Unseated as Cardinals starting shortstop by the trade July 31 for Rafael Furcal, Theriot is dealing with part-time status for the first time since his rookie season in 2006. The club's opening day leadoff hitter also has received advice from manager Tony La Russa that a modified offseason conditioning program to promote quickness over bulk may be helpful to his future.
"I think he got stronger and it may have cost him a little quickness," said La Russa, adding that he has communicated the same message to the player. "He wanted to hit more power and bulked up some."
Theriot says he arrived in Jupiter, Fla. this February at 190-195 pounds — just as had done previously with the Chicago Cubs and Los Angeles Dodgers. Theriot typically sheds weight during the season, ending up around 185. However, he says less consistent playing time the last six weeks also has caused him to fight weight gain.
Theriot challenges the notion that he lost quickness from last season to this. Rather, he says that he obsessed over early fielding difficulties, becoming more timid than aggressive on defense for the first time in his career.
Of his 18 errors this season, Theriot has committed 17 in 755 innings at shortstop, compared to one in 147 innings at second. Concerning himself with mechanics in April and May didn't help.
"The first thing — almost the only thing I heard when I walked into spring training were questions about defense. It never really stopped," Theriot said. "You make an error in a spring game and then you hear it even louder. At some point, I stopped thinking about making a great play and became more concerned about making a mistake. That's not how I play. I've never played timid — ever. If I messed up, I'd think about making the next play."
Theriot has moved from shortstop to second base in each of the last two seasons. That does not mean he is prepared to consider himself a right-side defender.

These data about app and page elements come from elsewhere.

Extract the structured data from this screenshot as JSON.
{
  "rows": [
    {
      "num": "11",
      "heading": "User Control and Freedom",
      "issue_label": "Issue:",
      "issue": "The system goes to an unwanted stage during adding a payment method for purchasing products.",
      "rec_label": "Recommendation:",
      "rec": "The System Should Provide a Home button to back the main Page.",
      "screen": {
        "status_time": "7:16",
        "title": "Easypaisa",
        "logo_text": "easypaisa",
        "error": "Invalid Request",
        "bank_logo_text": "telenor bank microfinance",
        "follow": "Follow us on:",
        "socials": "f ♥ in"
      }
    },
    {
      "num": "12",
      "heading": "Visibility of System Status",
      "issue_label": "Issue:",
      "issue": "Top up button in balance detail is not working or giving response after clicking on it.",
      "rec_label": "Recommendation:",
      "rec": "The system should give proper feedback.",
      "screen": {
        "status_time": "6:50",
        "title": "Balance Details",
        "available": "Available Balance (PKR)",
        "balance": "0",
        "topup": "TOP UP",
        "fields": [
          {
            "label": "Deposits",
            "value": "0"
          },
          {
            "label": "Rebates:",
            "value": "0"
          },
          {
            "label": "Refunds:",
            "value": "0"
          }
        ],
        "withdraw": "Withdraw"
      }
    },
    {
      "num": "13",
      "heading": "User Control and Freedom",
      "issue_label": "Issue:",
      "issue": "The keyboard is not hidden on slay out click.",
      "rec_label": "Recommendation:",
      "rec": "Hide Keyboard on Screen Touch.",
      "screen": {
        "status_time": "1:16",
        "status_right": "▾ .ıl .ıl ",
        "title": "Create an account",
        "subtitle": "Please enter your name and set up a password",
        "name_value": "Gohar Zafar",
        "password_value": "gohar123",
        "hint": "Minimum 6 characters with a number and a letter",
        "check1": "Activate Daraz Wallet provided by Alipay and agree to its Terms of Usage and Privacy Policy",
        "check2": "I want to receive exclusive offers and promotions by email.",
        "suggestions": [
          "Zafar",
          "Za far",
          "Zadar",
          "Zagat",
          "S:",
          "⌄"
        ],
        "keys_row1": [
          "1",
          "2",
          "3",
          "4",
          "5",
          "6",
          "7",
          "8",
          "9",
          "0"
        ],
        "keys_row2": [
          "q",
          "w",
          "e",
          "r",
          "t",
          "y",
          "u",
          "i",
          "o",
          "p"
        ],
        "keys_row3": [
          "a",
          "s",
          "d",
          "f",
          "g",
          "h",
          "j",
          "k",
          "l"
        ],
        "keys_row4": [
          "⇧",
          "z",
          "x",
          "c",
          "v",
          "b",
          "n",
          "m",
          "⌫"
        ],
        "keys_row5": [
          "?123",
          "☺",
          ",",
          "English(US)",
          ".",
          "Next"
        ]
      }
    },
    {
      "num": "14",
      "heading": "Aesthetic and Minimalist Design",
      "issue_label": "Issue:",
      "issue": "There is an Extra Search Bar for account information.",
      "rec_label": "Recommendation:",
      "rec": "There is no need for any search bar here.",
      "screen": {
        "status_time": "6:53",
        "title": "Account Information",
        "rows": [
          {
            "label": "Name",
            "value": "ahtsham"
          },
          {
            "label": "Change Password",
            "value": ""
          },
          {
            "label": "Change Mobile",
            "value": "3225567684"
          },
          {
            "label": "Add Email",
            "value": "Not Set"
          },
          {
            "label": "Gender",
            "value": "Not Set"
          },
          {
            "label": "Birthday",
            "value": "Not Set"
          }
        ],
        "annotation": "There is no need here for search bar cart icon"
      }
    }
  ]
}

"I don't think at this point in my career I see myself as a second baseman," he said. "That said, I have no problem going to play second base. It doesn't bother me at all."
The Cardinals led the division until July 27, four days before the Furcal acquisition. Speaking only about his own role, Theriot noted, "When I was playing shortstop we were in first place. I know that. It is what it is."
Manuel keeps 'A' Team in
Phillies manager Charlie Manuel saw no reason Sunday to radically alter the lineup that clinched the NL East the night before. La Russa said he would have it no other way.
Manuel, well aware the Cardinals are a factor in the wild-card race along with the Atlanta Braves and the San Francisco Giants, started six of the same eight position players.
Phillies first baseman Ryan Howard, who is dealing with chronic heel discomfort that probably will require a cortisone injection, and catcher Carlos Ruiz were the only players not to return against Chris Carpenter.
"When we were trying to be a wild card we used to check box scores," recalled Manuel. "I saw some games on the West Coast and the closers they were using and I'd laugh. I thought it was a joke because they weren't giving us a chance. It's respect for the game — not only for the Cardinals and Braves, but for the game."
"I totally agree," said La Russa, who has been in Manuel's situation numerous times. "That's the right thing to do. That's the game of baseball. We want to play that team."
Cardinals flex Quads
The Quad Cities River Bandits won their first Midwest League (Class A) title since 1990 Saturday night when they completed a sweep of their best-of-five series over Lansing. The River Bandits went 7-0 during three rounds of playoffs under manager Johnny Rodriguez. Quad Cities put together a 79-55 record that included a 41-27 second half title.